Whatever the explanation, throughout the 19th century Jews gained a cultural prominence wildly disproportionate to their numbers, and nowhere more so than in Vienna, which by 1900 had become, in the prophetic worlds of Karl Kraus, "an experimental laboratory for the end of the world", the city of Freud, Schnitzler, Mahler, Schoenberg and Wittgenstein.
We know how the experiment ended. Despite, or perhaps because of, their achievements, anti-Semitism was growing as a political force. The mayor of Vienna during this momentous age was an anti-Semitic demagogue named Karl Lueger, who would be a role model for Adolf Hitler. And the Dreyfus case showed that anti-Semitism could override justice, even in France.
In one of the coincidences that history, like a bad screenwriter, does not blush at producing, a neighbour and nodding acquaintance of Sigmund Freud on the Berggasse was a free-thinking, secular journalist called Theodor Herzl. The Dreyfus case convinced Herzl that assimilation would not work and that anti-Semitism would never end. What to do? His answer was Zionism.
Now that this has become such a loaded word, it behoves us to ponder its historical origins. Herzl was not a messianic zealot. For him, settling Jews in the Ottoman province of Palestine was the rational, pragmatic solution to the problem of European anti-Semitism.
Goldfarb tells this great story with brio and a journalist’s eye for the telling detail, but unfortunately he misses the bigger picture. He concentrates on France, Germany and Austria, but the vast majority of European Jews lived in the east, in regions of Poland and Russia, the so-called Pale of Settlement. There, to the dismay of their enlightened coreligionists, they clung to their identity and “Oriental” ways.
One of the problems of emancipation was that it did not cover the entire population and was never more than partial. In the 1920s Arthur Koestler argued that European Jews like himself faced a choice: assimilate completely or emigrate to Palestine. Most of them rejected both alternatives.

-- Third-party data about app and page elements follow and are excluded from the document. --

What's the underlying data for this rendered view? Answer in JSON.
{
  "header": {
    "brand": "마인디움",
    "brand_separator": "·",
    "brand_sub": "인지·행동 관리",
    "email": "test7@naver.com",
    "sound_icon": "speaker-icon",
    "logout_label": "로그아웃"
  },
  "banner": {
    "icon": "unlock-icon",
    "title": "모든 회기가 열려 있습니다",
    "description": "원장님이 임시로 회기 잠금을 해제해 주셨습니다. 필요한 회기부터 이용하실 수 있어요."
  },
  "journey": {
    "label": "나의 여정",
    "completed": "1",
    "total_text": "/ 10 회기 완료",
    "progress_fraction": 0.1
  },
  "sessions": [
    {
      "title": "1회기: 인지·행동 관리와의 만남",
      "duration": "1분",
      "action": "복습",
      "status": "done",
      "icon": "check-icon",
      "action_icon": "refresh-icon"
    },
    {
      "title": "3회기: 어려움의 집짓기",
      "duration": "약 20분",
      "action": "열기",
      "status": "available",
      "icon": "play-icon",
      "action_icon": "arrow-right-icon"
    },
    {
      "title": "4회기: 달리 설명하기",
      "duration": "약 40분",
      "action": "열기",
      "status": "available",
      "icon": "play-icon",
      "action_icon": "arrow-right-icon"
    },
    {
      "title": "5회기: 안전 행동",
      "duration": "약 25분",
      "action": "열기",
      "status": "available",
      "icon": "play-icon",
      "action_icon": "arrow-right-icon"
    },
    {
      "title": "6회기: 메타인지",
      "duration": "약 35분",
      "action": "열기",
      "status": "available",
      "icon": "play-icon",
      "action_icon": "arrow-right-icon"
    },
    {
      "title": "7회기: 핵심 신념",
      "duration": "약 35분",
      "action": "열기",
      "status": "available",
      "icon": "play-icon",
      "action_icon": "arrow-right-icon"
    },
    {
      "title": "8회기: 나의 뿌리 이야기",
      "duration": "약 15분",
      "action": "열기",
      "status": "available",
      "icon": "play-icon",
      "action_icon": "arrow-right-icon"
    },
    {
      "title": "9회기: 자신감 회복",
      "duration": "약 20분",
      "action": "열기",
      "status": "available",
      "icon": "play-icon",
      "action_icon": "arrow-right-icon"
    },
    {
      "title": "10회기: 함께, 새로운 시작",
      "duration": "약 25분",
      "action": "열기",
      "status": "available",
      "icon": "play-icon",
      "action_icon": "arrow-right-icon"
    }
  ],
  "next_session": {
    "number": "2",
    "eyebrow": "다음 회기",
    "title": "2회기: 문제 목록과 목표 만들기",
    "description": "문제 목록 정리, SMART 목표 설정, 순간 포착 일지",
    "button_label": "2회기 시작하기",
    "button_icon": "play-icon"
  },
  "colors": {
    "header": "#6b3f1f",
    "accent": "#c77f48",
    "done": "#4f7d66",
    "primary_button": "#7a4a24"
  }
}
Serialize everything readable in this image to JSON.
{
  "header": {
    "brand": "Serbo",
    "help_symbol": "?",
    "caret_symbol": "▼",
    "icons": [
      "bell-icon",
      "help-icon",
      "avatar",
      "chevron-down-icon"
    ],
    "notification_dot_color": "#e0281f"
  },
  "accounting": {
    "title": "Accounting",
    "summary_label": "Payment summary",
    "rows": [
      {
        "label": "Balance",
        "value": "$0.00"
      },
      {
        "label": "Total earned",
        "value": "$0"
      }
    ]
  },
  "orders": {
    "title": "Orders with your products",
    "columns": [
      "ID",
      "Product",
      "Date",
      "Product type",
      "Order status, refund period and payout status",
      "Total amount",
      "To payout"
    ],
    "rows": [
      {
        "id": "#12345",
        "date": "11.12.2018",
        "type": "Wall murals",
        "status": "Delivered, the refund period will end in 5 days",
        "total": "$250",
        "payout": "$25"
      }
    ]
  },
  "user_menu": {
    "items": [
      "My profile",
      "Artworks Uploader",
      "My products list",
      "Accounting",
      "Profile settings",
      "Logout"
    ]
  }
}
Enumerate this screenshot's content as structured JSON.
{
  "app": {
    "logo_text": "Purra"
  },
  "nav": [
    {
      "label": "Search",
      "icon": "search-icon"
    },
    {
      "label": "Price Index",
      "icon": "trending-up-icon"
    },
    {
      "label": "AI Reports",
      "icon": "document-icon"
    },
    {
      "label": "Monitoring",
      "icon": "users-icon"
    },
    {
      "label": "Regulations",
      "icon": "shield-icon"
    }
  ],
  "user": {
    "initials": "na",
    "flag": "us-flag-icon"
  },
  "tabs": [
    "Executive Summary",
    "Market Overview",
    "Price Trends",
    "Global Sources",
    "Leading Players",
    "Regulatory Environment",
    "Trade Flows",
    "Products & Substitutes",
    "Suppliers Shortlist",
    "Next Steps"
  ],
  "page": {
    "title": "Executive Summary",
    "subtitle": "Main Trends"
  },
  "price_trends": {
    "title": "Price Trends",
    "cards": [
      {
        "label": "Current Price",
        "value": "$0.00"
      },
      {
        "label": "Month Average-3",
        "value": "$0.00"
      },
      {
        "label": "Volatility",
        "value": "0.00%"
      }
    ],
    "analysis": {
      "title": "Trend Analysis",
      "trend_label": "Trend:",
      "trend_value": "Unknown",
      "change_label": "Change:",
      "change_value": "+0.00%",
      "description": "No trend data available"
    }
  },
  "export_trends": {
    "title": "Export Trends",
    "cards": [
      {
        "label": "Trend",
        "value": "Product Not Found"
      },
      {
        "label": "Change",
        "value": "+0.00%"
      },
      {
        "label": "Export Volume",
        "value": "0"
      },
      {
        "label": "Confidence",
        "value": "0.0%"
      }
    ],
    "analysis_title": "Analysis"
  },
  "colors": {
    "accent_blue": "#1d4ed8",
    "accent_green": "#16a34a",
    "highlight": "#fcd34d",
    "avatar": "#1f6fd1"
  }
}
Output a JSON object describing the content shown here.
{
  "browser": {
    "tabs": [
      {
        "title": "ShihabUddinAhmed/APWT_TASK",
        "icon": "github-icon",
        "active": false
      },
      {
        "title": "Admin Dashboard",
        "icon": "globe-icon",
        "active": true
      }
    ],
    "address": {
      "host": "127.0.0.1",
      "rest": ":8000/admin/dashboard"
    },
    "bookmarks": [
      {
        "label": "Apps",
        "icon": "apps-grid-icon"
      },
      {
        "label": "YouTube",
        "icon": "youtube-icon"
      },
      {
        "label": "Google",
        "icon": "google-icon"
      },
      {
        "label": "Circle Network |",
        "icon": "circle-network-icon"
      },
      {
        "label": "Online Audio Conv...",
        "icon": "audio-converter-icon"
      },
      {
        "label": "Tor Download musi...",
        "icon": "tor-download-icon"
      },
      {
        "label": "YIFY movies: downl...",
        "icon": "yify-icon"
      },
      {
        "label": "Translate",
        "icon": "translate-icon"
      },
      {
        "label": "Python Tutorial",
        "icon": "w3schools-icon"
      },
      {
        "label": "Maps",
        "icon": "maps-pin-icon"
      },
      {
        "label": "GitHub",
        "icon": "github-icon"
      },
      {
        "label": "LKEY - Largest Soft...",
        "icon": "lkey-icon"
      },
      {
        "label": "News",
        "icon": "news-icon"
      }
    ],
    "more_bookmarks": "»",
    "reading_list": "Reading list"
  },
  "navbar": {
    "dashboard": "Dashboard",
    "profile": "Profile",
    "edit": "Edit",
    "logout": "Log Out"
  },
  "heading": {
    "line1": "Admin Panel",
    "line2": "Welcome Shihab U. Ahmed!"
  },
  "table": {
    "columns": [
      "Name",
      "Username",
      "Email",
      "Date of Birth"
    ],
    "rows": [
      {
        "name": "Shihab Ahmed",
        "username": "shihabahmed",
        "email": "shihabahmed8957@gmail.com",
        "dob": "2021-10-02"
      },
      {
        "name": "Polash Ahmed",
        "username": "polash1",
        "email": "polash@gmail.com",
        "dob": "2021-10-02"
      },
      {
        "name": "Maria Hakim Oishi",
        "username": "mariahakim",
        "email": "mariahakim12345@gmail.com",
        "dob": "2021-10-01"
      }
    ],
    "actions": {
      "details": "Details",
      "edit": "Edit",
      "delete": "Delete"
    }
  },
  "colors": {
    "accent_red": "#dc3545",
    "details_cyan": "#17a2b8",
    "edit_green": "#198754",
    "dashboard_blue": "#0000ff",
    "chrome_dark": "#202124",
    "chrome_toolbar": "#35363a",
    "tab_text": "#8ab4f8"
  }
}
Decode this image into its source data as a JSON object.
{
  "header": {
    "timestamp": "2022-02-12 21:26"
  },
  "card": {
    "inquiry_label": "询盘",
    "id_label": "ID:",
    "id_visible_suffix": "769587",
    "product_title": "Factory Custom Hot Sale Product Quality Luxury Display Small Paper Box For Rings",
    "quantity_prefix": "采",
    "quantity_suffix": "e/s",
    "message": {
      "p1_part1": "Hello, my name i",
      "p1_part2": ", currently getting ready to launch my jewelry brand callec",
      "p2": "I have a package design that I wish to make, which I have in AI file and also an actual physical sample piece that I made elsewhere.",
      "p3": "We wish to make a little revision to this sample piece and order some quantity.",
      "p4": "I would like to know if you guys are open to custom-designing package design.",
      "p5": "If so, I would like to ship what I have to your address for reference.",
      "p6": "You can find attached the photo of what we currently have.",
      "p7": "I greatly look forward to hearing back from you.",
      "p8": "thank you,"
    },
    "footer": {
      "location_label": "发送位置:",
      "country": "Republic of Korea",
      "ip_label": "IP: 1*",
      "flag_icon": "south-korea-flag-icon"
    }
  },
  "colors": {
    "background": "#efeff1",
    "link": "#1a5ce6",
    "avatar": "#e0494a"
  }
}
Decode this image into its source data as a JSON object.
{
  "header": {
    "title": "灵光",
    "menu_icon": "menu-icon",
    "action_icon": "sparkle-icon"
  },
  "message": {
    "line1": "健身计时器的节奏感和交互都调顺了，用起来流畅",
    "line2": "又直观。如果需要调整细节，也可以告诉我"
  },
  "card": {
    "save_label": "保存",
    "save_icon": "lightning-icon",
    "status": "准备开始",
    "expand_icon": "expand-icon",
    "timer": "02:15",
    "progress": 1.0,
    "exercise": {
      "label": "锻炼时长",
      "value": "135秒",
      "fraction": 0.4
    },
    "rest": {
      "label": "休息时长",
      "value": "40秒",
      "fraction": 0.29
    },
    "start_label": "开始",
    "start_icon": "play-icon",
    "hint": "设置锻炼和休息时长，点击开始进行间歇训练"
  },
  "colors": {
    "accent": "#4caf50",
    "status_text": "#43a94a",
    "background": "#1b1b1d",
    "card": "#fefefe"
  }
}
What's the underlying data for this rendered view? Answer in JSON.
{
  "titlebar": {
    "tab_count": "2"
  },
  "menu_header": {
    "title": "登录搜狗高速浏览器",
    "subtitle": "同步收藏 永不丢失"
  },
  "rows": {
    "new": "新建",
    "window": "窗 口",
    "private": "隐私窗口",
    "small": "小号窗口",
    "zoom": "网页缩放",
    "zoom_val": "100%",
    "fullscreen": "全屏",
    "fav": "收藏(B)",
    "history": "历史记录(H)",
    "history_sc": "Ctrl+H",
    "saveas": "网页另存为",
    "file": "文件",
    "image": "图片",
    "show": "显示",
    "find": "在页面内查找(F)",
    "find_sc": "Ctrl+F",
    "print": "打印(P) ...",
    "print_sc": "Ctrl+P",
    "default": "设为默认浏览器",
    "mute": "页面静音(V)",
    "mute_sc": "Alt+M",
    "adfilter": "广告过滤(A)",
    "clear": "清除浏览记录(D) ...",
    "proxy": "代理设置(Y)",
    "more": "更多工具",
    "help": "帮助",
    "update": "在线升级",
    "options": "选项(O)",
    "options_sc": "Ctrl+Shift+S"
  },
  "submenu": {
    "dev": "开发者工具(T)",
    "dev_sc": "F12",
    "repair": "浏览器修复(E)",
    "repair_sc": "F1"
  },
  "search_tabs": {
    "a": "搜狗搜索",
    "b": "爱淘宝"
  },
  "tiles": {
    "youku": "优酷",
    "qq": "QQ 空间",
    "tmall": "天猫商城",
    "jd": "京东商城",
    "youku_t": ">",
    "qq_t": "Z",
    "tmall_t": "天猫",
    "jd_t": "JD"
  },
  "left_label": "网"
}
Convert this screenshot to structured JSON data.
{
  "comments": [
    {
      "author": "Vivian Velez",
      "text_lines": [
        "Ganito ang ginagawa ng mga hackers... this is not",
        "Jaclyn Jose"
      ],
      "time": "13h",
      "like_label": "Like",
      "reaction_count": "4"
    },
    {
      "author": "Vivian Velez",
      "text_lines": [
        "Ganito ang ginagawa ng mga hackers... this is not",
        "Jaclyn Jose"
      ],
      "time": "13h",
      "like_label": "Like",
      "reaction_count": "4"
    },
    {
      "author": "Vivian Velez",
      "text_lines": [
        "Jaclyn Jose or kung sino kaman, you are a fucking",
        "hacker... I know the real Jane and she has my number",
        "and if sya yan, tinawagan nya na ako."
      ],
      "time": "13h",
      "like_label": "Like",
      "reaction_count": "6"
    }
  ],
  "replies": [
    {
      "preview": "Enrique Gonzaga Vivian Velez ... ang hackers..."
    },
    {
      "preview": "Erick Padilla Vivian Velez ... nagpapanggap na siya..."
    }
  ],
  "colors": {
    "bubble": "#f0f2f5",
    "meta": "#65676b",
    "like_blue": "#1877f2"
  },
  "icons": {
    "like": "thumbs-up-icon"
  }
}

In 1783 a Polish commentator wrote, “One would say to the descendants of Abraham: be French, German or Polish, cease finally to be Arabs.” Did Moses Ben Mendel Dessau, as he started to liberate his coreligionists from the ghetto, ever imagine that many of their surviving descendants would ultimately abandon Europe and end up living at the heart of the Arab world?